While the W35 might just lack that last few percent of audio refinement, Elipson has left nothing wanting on looks. This 9.5kg, steel grey sphere is a lovely object to have in your life. At 35cm in diameter and sitting atop the Elipson Tripod, with its silver oak or walnut wood legs, it’s both alluring and unusual and we’d challenge anyone not to comment on it the minute they walk into the room.

All of the physical inputs are tucked neatly away underneath and behind, and there’s some cable tidying features which will keep any wires hidden nicely by one of the legs of the stand. Buttons are kept to a minimum along a short length of the anodised aluminium strip along the centre. It’s otherwise just an LED light (which changes colour depending upon the input type) to greet you, along with the Elipson logo in white. Grey mesh fabric covers the two side speaker enclosures and the overall effect is as much one of sculpture as anything else.

There’s a small remote control which matches the design but in all likelihood, you’ll be using the Elipson app from a mobile device to control playback. The app ticks all the boxes for functionality, except for Chromecast, and while operation isn’t always cashmere smooth, the software is largely good enough to get the job done, even if there is the odd moment of stickiness.

The app sometimes needs a little jog to find the speaker and it doesn’t play nice with every single page and function of all the different music services it hosts but it’s doubtless something that will get ironed out as the updates come in. All the major functions are nicely handled, though, including the switching of the speakers from two channels to one channel when using two W35s in tandem as a stereo pair.

Elipson W35 review

(Image credit: Elipson)

Elipson W35 review: Verdict

This is a great-looking wireless speaker with an excellent sense of scale, both physically and sonically. Its aesthetics make a statement that few will dislike and, even if, for audio, that statement is not quite as strong, its size and shape make for an enjoyable sense of weight and spread nonetheless.

It covers almost all user needs for functionality in terms of both inputs, built-in streaming services and the big wireless standards. We wouldn’t be surprised to see voice assistance arriving in this form factor from Elipson in the near future either.

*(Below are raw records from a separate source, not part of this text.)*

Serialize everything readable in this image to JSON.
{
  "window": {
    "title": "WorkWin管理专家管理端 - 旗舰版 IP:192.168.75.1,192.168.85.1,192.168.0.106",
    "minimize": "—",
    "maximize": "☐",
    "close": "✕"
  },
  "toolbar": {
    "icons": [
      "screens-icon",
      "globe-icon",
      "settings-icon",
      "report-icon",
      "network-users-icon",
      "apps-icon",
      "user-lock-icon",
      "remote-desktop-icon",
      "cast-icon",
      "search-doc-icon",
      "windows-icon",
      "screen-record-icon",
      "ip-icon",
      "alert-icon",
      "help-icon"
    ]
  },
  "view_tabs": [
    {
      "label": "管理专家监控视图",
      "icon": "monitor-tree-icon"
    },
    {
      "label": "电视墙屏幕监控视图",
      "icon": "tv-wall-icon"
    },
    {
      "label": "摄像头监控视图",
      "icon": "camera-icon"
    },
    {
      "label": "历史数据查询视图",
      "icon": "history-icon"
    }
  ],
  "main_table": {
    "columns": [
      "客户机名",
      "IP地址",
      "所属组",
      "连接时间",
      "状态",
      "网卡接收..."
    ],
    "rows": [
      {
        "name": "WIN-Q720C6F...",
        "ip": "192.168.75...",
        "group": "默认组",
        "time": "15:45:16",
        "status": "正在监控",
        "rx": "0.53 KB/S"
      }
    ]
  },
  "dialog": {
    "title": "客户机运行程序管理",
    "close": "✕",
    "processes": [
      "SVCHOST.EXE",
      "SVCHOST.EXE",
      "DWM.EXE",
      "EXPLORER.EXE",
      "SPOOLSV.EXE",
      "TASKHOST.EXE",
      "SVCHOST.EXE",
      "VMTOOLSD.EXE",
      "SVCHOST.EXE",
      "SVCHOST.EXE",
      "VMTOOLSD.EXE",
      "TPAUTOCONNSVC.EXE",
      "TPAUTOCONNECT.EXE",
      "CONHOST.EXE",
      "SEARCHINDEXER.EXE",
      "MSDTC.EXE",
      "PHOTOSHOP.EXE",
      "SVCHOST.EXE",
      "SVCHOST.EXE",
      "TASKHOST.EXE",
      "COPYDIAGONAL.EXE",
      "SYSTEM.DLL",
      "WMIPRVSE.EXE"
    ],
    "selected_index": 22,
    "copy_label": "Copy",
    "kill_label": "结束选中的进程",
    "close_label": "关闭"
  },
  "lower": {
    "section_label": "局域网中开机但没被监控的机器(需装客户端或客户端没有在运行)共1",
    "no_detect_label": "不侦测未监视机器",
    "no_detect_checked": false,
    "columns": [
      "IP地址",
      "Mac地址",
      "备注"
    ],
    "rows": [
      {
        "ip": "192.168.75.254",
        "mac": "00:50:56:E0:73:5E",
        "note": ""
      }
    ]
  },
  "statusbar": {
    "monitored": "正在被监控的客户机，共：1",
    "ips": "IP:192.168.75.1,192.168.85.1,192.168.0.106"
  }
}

For audio purists, there are wireless speakers at this price - such as those from Naim - with sound that offers more bite but you won’t find anything with quite as much home decor appeal as what Elipson has dreamed up here. When the French company can give us that extra step up in wireless speaker sound, then they’ll have something truly disruptive on their hands.